WHAT IS BEING ASKED: All lines in the records below with the word "article" must be returned.

### INPUT FOR THIS TASK

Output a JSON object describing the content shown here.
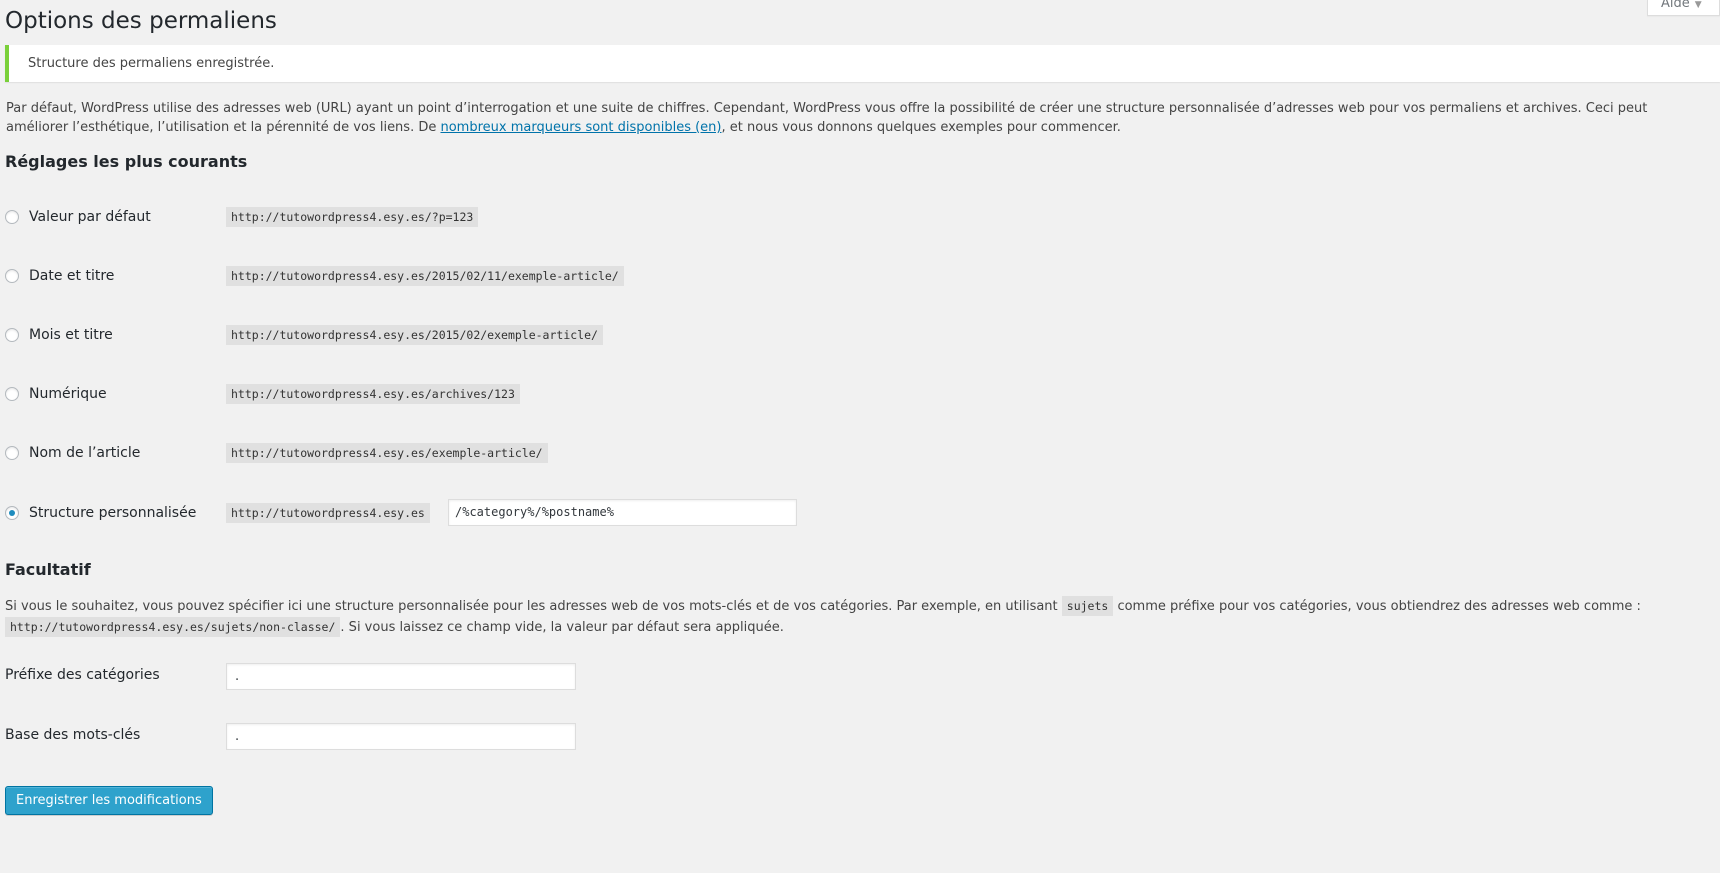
{
  "help": {
    "label": "Aide"
  },
  "page": {
    "title": "Options des permaliens"
  },
  "notice": {
    "text": "Structure des permaliens enregistrée."
  },
  "intro": {
    "text_before": "Par défaut, WordPress utilise des adresses web (URL) ayant un point d’interrogation et une suite de chiffres. Cependant, WordPress vous offre la possibilité de créer une structure personnalisée d’adresses web pour vos permaliens et archives. Ceci peut améliorer l’esthétique, l’utilisation et la pérennité de vos liens. De ",
    "link_text": "nombreux marqueurs sont disponibles (en)",
    "text_after": ", et nous vous donnons quelques exemples pour commencer."
  },
  "common": {
    "heading": "Réglages les plus courants",
    "options": [
      {
        "label": "Valeur par défaut",
        "example": "http://tutowordpress4.esy.es/?p=123",
        "checked": false
      },
      {
        "label": "Date et titre",
        "example": "http://tutowordpress4.esy.es/2015/02/11/exemple-article/",
        "checked": false
      },
      {
        "label": "Mois et titre",
        "example": "http://tutowordpress4.esy.es/2015/02/exemple-article/",
        "checked": false
      },
      {
        "label": "Numérique",
        "example": "http://tutowordpress4.esy.es/archives/123",
        "checked": false
      },
      {
        "label": "Nom de l’article",
        "example": "http://tutowordpress4.esy.es/exemple-article/",
        "checked": false
      },
      {
        "label": "Structure personnalisée",
        "example": "http://tutowordpress4.esy.es",
        "checked": true,
        "value": "/%category%/%postname%"
      }
    ]
  },
  "optional": {
    "heading": "Facultatif",
    "text_1": "Si vous le souhaitez, vous pouvez spécifier ici une structure personnalisée pour les adresses web de vos mots-clés et de vos catégories. Par exemple, en utilisant ",
    "code_1": "sujets",
    "text_2": " comme préfixe pour vos catégories, vous obtiendrez des adresses web comme :",
    "code_2": "http://tutowordpress4.esy.es/sujets/non-classe/",
    "text_3": ". Si vous laissez ce champ vide, la valeur par défaut sera appliquée.",
    "category_label": "Préfixe des catégories",
    "category_value": ".",
    "tag_label": "Base des mots-clés",
    "tag_value": "."
  },
  "save": {
    "label": "Enregistrer les modifications"
  },
  "colors": {
    "accent": "#2ea2cc",
    "notice": "#7ad03a",
    "link": "#0073aa"
  }
}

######

YOUR RESPONSE:
        "example": "http://tutowordpress4.esy.es/2015/02/11/exemple-article/",
        "example": "http://tutowordpress4.esy.es/2015/02/exemple-article/",
        "label": "Nom de l’article",
        "example": "http://tutowordpress4.esy.es/exemple-article/",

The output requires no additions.